BEGIN

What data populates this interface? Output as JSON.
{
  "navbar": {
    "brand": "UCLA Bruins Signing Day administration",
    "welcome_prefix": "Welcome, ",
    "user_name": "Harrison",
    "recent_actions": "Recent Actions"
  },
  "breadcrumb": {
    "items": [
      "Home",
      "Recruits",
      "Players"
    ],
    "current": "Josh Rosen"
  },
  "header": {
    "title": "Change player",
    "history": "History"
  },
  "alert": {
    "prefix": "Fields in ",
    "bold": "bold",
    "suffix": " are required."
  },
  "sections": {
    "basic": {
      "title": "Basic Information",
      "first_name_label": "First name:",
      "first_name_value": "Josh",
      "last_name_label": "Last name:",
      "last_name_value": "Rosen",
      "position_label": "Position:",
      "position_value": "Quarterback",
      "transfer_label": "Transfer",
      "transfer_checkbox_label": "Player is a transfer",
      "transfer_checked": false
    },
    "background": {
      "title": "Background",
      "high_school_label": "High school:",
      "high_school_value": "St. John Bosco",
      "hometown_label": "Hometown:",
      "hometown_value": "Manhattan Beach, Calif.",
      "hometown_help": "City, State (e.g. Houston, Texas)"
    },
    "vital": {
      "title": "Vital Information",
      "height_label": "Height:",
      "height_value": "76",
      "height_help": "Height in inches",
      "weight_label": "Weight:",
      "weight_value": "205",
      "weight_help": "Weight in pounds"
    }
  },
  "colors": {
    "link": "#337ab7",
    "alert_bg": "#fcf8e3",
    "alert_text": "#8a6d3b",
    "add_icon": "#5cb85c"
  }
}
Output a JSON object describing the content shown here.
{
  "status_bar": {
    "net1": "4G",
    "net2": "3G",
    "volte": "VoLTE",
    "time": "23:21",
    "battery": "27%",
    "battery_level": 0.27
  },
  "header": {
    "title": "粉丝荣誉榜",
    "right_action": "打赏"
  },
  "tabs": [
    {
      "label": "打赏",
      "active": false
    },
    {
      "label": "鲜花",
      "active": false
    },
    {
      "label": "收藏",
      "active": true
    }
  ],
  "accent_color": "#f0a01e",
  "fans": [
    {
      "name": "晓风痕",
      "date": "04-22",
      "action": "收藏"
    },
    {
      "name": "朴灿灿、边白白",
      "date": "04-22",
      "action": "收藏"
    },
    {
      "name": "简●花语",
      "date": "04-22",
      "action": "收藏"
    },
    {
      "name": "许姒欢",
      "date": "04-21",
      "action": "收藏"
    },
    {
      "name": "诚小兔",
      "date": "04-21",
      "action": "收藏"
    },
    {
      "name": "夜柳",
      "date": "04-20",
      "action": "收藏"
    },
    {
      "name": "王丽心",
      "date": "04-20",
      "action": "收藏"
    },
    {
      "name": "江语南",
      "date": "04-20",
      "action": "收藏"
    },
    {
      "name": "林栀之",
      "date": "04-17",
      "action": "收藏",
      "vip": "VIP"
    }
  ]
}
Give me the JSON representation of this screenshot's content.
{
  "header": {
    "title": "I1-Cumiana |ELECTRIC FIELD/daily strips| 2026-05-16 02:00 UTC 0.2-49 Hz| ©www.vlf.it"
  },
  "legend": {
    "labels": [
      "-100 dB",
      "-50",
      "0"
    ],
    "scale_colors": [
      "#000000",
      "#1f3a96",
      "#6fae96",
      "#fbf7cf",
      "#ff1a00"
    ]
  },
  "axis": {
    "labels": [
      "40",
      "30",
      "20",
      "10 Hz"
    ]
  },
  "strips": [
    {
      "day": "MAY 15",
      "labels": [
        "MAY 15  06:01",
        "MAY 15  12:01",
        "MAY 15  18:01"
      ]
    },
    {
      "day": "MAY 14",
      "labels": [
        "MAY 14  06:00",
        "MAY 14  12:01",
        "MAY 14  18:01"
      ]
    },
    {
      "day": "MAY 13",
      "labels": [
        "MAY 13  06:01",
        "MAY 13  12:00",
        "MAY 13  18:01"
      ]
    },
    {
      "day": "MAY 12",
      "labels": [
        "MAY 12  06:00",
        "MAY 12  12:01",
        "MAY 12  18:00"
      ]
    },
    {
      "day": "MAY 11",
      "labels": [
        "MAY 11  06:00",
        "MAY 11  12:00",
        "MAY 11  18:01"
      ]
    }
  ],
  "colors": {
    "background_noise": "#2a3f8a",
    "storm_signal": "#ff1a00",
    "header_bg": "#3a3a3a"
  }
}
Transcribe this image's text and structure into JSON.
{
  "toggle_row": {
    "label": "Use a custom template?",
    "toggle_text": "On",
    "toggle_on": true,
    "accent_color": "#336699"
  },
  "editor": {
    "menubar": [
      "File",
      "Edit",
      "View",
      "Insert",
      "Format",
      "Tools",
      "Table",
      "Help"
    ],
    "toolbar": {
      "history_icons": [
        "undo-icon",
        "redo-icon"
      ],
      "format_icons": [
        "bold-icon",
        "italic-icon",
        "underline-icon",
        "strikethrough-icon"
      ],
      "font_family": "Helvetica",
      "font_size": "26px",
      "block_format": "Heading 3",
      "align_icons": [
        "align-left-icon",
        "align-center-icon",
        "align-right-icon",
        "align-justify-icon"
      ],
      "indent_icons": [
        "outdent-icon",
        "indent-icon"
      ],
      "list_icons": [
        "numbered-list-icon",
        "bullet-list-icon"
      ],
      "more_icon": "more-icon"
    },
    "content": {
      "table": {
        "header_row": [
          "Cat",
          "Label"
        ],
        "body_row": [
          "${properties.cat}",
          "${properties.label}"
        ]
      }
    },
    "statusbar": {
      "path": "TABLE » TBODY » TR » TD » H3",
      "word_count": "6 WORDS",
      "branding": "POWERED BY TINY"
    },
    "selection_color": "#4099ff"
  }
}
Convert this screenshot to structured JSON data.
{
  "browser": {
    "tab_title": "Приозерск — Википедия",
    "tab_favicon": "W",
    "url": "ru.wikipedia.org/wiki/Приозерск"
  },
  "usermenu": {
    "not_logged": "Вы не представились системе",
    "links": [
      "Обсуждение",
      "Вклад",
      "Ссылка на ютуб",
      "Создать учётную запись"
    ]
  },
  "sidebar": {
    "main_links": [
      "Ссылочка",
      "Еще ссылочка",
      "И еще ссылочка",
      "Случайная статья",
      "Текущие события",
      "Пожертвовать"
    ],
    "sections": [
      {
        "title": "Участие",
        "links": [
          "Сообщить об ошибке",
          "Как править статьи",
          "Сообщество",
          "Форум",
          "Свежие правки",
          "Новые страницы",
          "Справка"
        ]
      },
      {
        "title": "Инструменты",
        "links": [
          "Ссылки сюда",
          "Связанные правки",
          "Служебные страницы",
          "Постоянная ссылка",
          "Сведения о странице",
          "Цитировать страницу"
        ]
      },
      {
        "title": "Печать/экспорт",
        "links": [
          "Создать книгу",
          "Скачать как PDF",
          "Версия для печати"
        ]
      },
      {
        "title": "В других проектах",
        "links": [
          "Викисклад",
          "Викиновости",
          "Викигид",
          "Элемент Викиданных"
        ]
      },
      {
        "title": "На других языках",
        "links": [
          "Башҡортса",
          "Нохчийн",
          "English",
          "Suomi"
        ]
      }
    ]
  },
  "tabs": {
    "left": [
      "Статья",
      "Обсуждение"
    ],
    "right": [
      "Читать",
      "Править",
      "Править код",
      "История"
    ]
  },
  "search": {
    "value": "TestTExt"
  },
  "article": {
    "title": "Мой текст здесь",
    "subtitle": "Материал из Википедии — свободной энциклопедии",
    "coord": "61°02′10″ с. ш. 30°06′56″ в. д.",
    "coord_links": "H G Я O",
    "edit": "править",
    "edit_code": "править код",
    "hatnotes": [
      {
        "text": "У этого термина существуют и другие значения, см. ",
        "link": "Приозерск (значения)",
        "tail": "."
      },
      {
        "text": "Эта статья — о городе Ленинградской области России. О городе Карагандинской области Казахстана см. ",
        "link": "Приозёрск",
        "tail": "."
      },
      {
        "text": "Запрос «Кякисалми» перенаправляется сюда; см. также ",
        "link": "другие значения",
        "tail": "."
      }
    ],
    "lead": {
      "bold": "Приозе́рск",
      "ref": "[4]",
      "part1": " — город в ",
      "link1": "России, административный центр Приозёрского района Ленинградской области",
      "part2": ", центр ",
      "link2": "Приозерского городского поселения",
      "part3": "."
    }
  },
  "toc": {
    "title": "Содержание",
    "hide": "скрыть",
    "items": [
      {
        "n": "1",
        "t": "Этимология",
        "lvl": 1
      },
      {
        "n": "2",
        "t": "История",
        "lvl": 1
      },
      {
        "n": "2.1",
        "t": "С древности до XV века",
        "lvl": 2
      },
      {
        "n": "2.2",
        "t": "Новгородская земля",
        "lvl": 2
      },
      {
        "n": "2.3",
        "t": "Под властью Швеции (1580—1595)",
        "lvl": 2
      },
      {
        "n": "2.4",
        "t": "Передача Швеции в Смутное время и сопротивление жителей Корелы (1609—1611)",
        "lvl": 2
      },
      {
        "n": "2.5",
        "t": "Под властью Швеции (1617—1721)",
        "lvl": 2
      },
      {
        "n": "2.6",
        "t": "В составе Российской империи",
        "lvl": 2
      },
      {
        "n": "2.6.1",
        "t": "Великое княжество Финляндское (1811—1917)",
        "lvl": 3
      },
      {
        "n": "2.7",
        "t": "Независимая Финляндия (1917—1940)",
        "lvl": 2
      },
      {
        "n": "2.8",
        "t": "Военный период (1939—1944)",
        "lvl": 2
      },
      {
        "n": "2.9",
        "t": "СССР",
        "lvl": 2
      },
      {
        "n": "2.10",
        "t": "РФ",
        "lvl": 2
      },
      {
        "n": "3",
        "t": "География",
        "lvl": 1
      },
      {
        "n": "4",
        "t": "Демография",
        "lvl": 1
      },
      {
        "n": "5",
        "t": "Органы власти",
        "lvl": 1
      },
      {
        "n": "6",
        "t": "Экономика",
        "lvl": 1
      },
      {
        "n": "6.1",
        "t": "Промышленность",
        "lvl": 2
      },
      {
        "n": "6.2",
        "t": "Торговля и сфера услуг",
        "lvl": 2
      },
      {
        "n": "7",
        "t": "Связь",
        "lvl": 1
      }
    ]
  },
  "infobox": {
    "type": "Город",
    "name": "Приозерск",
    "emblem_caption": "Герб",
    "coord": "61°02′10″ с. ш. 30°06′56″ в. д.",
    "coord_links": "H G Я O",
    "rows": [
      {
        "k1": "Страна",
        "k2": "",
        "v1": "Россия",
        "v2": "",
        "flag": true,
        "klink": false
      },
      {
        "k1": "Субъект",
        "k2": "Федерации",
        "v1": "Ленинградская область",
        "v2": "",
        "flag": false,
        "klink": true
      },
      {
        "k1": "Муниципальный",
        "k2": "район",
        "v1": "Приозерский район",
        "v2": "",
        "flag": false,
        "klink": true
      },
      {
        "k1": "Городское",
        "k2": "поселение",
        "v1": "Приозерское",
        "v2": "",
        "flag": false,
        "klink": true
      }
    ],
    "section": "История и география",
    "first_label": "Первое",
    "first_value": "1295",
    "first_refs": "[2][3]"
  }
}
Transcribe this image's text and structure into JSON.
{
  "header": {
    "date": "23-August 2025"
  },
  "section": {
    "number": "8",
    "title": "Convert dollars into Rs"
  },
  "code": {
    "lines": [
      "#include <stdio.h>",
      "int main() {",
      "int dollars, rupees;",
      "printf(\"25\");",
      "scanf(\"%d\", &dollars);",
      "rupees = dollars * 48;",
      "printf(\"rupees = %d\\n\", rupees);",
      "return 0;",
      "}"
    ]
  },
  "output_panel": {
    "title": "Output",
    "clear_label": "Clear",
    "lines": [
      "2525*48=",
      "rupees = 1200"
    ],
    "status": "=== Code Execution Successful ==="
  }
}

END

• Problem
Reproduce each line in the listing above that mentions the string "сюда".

• Problem solution
          "Ссылки сюда",
        "text": "Запрос «Кякисалми» перенаправляется сюда; см. также ",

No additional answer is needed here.